The quality of Western Canadian coking coal

CIM Bulletin, Vol. 73, No. 813, 1980

DAVID E. PEARSON British Columbia Ministry of Energy, Mines and Petroleum Resources Victoria, British Columbia

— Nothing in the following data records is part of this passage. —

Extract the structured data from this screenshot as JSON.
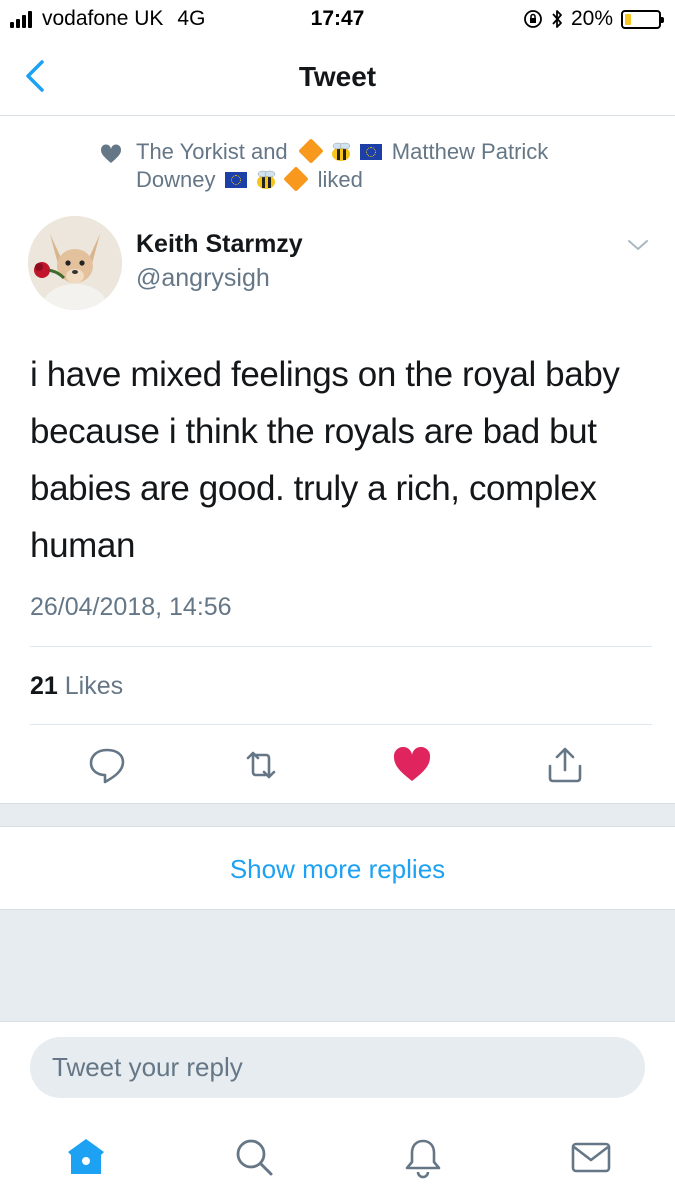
{
  "status_bar": {
    "carrier": "vodafone UK",
    "network": "4G",
    "time": "17:47",
    "battery_percent": "20%",
    "battery_level": 0.2
  },
  "nav": {
    "title": "Tweet",
    "back_icon": "chevron-left-icon"
  },
  "social_context": {
    "liker_one": "The Yorkist and",
    "liker_two_part_one": "Matthew Patrick",
    "liker_two_part_two": "Downey",
    "action": "liked"
  },
  "tweet": {
    "author_name": "Keith Starmzy",
    "author_handle": "@angrysigh",
    "text": "i have mixed feelings on the royal baby because i think the royals are bad but babies are good. truly a rich, complex human",
    "timestamp": "26/04/2018, 14:56",
    "likes_count": "21",
    "likes_label": "Likes"
  },
  "actions": [
    "reply-icon",
    "retweet-icon",
    "like-icon",
    "share-icon"
  ],
  "show_more_label": "Show more replies",
  "reply": {
    "placeholder": "Tweet your reply"
  },
  "tab_bar": [
    "home-icon",
    "search-icon",
    "notifications-icon",
    "messages-icon"
  ],
  "colors": {
    "accent": "#1da1f2",
    "like": "#e0245e",
    "secondary_text": "#657786",
    "band": "#e6ecf0"
  }
}
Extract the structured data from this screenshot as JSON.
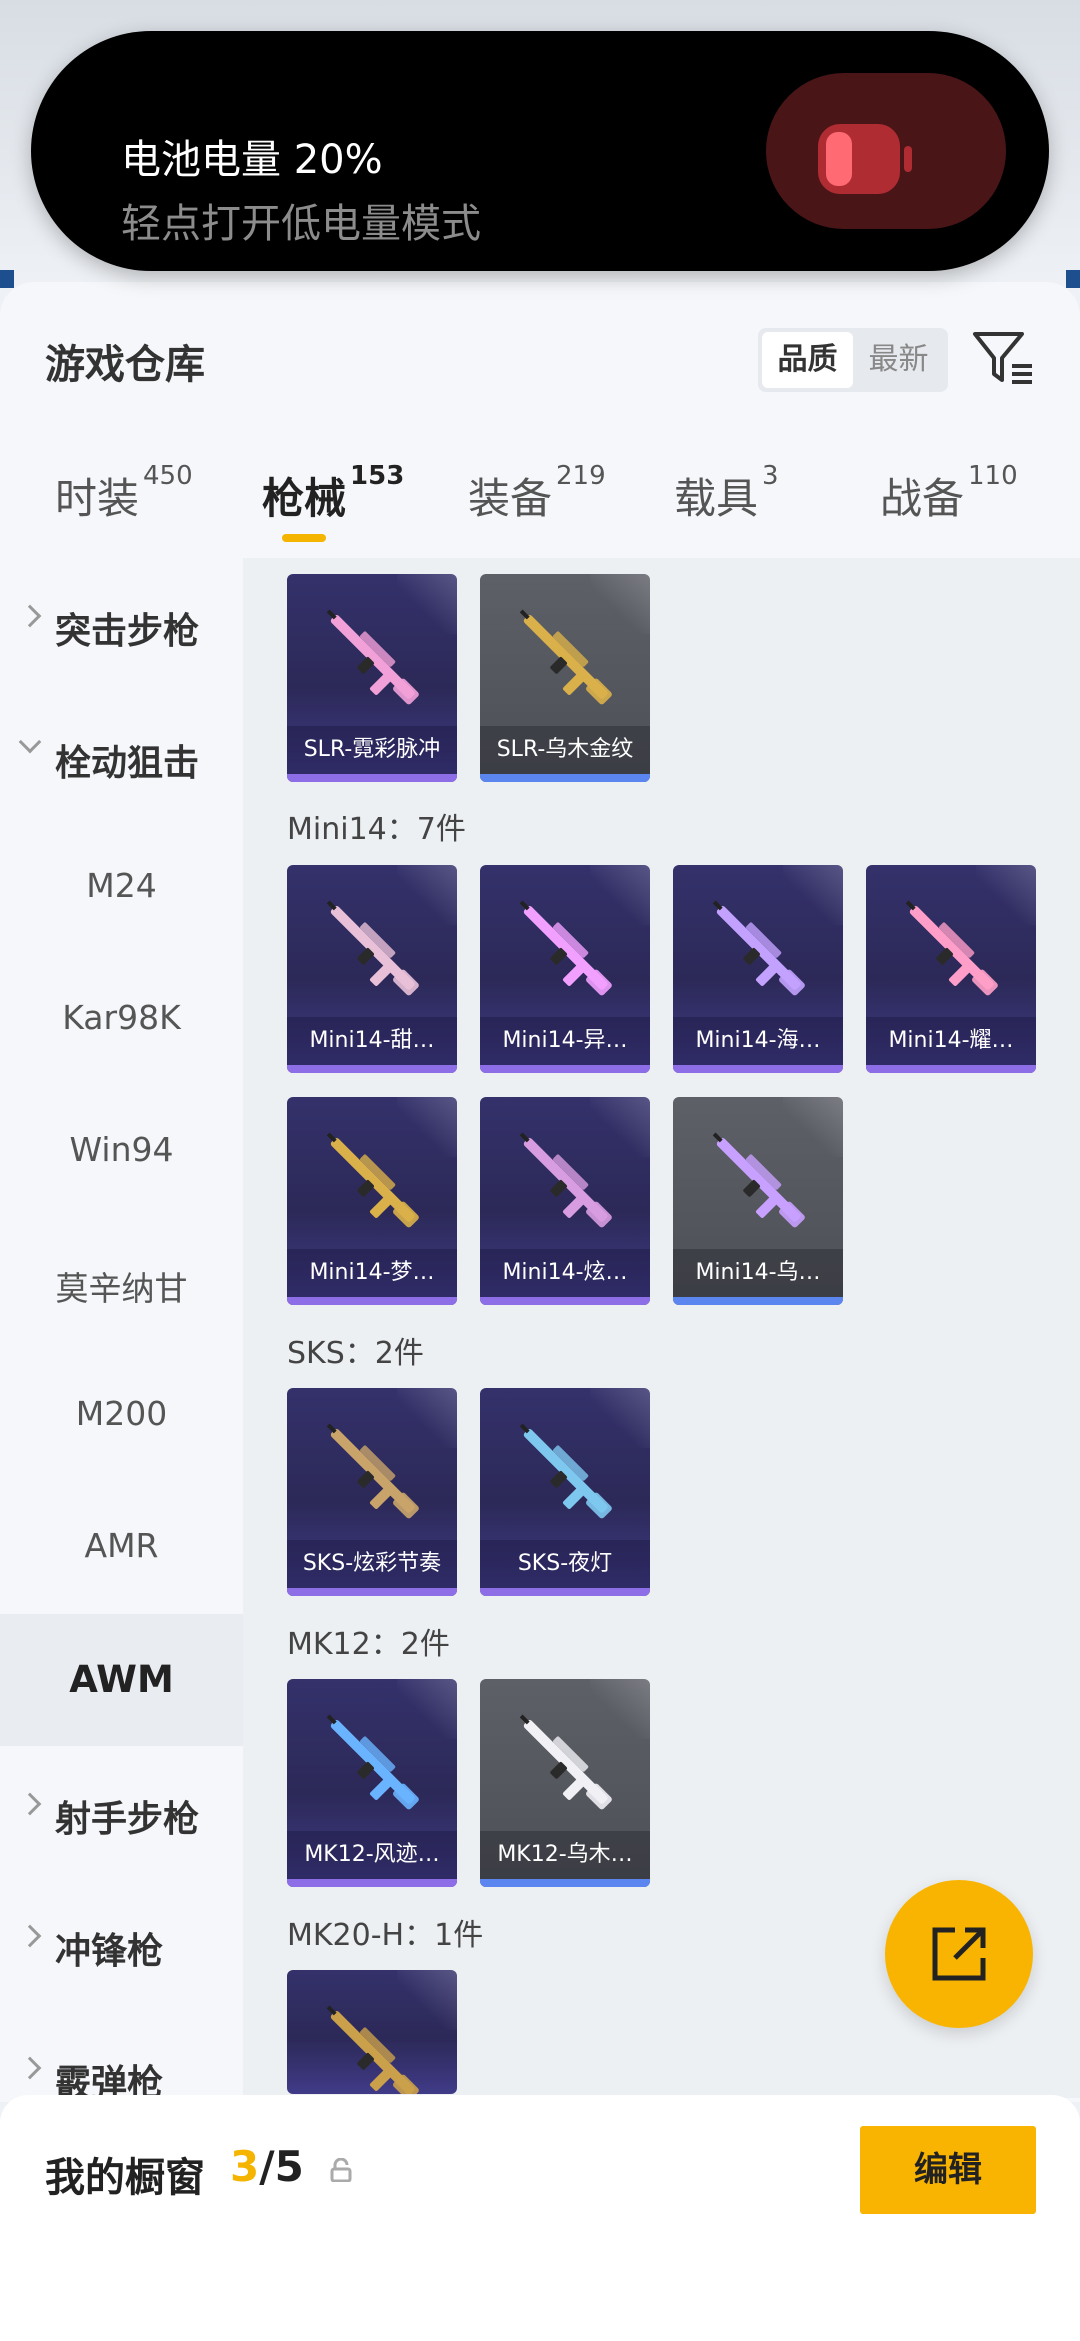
{
  "system_banner": {
    "title": "电池电量 20%",
    "subtitle": "轻点打开低电量模式"
  },
  "header": {
    "title": "游戏仓库",
    "sort_options": [
      "品质",
      "最新"
    ],
    "sort_active": "品质"
  },
  "tabs": [
    {
      "label": "时装",
      "count": "450"
    },
    {
      "label": "枪械",
      "count": "153"
    },
    {
      "label": "装备",
      "count": "219"
    },
    {
      "label": "载具",
      "count": "3"
    },
    {
      "label": "战备",
      "count": "110"
    }
  ],
  "active_tab": "枪械",
  "sidebar": {
    "items": [
      {
        "label": "突击步枪",
        "type": "category",
        "expanded": false
      },
      {
        "label": "栓动狙击",
        "type": "category",
        "expanded": true
      },
      {
        "label": "M24",
        "type": "sub"
      },
      {
        "label": "Kar98K",
        "type": "sub"
      },
      {
        "label": "Win94",
        "type": "sub"
      },
      {
        "label": "莫辛纳甘",
        "type": "sub"
      },
      {
        "label": "M200",
        "type": "sub"
      },
      {
        "label": "AMR",
        "type": "sub"
      },
      {
        "label": "AWM",
        "type": "sub",
        "active": true
      },
      {
        "label": "射手步枪",
        "type": "category",
        "expanded": false
      },
      {
        "label": "冲锋枪",
        "type": "category",
        "expanded": false
      },
      {
        "label": "霰弹枪",
        "type": "category",
        "expanded": false
      }
    ]
  },
  "groups": [
    {
      "label": "",
      "items": [
        {
          "name": "SLR-霓彩脉冲",
          "tier": "purple"
        },
        {
          "name": "SLR-乌木金纹",
          "tier": "grey"
        }
      ]
    },
    {
      "label": "Mini14：7件",
      "items": [
        {
          "name": "Mini14-甜…",
          "tier": "purple"
        },
        {
          "name": "Mini14-异…",
          "tier": "purple"
        },
        {
          "name": "Mini14-海…",
          "tier": "purple"
        },
        {
          "name": "Mini14-耀…",
          "tier": "purple"
        },
        {
          "name": "Mini14-梦…",
          "tier": "purple"
        },
        {
          "name": "Mini14-炫…",
          "tier": "purple"
        },
        {
          "name": "Mini14-乌…",
          "tier": "grey"
        }
      ]
    },
    {
      "label": "SKS：2件",
      "items": [
        {
          "name": "SKS-炫彩节奏",
          "tier": "purple"
        },
        {
          "name": "SKS-夜灯",
          "tier": "purple"
        }
      ]
    },
    {
      "label": "MK12：2件",
      "items": [
        {
          "name": "MK12-风迹…",
          "tier": "purple"
        },
        {
          "name": "MK12-乌木…",
          "tier": "grey"
        }
      ]
    },
    {
      "label": "MK20-H：1件",
      "items": [
        {
          "name": "",
          "tier": "purple"
        }
      ]
    }
  ],
  "showcase": {
    "label": "我的橱窗",
    "current": "3",
    "total": "/5",
    "edit_label": "编辑"
  },
  "colors": {
    "accent": "#f8b400",
    "card_purple": "#2c2958",
    "card_grey": "#4d4f56",
    "battery_red": "#ff6a73"
  }
}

Western Canadian coking coals are located in the Rocky Mountains arid foothills of British Columbia and Alberta. They are typical of non-marine coals, characterized by total sulphur contents of less than one per cent and with ash contents of10-30 weight per cent. This mineral matter is composed principally of kaolinite and quartz.The petrographic compositions of most of the coking coals which constitute the 2.065 billion tonnes of British Columbia's measured reserves, and the compositions of the metallurgical coal currently exported from Alberta, show them to be rich in the inertinite macerals, macrinite, fusinite and semifusinite. When the mean maximum reflectance of vitrinite in oil (R0 max) is used as the coal rank parameter, this high inertinite content is reflected in the lower volatile-matter yields, but the relatively inert character is also displayed by lower free swelling indices (FSI), lower maximum dilatations, lower maximum fluidities and lower coke strengths than other coals of the same rank, but richer in the reactive macerals, vitrinite, exinite and semifusinite. Despite these reduced values in the so-called caking tests, inertinite-rich coals produce strong coke.A system of classification of coking coals is introduced which is based on rank, as indicated by Ro max, and either petrographic composition, maximum dilatation, maximum fluidity or, to a lesser extent, FSI and volatile-matter yield. Six principal coal groups can be distinguished among coking coals using this versatile classification. Inertinite-rich coals are assigned to the Keystone Group (Gl), Balmer Group (G3) or Moura Group (G4), each group being named for a coal typical of that population of coals. Reactive-rich coals are assigned to the Pittston Group (G2), Kellerman Group (GS) or Big Ben Group (G6). A multiple-regression analysis of coal quality versus price shows how the value of coking coal in the Japanese market appears to be related to reflectance and the free swelling index, and confirms the economic viability of the classification.British Columbia's measured reserves of coking coal contain representatives of four of these groups; Balmer Group (73%), Moura Group (16%), Pittston Group (3.4%) and Kellerman Group (7.6%).This analysis of the quality of Western Canadian coking coal indicates that despite the need for large proportions of inertinite-rich coking coal in blends produced in the Japanese steel industry, there is nevertheless a demonstrated overabundance of Balmer Group and Moura Group coals available to the international coking coal market.
Keywords: Coal, Western Canada, Coking coal, British Columbia, Alberta, Keystone Group, Balmer Group, Moura Group, Pittston Group, Kellerman Group, Big Ben Group, Coal composition, Coal rank, Petrography.